- **Instructions to follow**: Search term "this": copy each line of the data containing it.

- **Exercise materials**:
►
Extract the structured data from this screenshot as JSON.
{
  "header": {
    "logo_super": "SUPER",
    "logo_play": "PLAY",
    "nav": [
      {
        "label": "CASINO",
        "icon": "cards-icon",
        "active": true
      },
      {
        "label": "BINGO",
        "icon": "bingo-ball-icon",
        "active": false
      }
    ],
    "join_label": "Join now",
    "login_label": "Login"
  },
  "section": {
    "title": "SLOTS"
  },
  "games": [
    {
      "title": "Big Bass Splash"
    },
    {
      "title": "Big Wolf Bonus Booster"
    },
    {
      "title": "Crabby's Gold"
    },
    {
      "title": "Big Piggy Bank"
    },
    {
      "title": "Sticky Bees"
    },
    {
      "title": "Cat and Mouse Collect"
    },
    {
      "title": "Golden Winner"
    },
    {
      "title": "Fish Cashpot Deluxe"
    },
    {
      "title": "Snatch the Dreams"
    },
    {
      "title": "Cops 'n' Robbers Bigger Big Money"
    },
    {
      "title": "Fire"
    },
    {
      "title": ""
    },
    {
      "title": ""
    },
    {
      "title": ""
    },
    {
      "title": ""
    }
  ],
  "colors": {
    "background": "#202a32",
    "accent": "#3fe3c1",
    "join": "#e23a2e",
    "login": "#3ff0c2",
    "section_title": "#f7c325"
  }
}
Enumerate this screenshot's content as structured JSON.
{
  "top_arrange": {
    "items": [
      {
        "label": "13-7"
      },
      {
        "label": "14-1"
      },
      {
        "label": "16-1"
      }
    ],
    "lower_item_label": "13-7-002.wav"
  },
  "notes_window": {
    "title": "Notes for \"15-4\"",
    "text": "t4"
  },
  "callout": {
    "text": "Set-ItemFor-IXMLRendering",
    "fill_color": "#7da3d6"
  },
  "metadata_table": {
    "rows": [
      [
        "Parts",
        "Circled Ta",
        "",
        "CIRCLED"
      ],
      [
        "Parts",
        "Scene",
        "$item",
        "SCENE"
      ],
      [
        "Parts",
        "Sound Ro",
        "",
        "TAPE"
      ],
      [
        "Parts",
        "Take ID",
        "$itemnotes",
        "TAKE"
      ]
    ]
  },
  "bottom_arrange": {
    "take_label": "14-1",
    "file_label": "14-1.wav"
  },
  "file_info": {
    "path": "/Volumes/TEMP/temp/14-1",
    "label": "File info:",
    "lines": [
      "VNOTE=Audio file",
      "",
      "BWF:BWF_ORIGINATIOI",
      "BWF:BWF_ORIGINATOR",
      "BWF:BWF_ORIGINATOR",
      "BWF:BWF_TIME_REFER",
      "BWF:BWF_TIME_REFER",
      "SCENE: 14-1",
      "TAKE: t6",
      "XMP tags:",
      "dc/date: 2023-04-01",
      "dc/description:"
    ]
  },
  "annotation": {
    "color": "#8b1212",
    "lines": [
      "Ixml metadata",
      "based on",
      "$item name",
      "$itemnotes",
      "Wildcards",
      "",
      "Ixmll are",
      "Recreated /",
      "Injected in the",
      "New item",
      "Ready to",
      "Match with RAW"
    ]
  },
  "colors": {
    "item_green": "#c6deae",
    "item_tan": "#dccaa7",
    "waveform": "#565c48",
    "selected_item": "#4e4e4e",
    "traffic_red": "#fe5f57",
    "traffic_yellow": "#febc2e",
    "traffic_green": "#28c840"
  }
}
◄
- **Response area**:
Extract the structured data from this screenshot as JSON.
Enumerate this screenshot's content as structured JSON.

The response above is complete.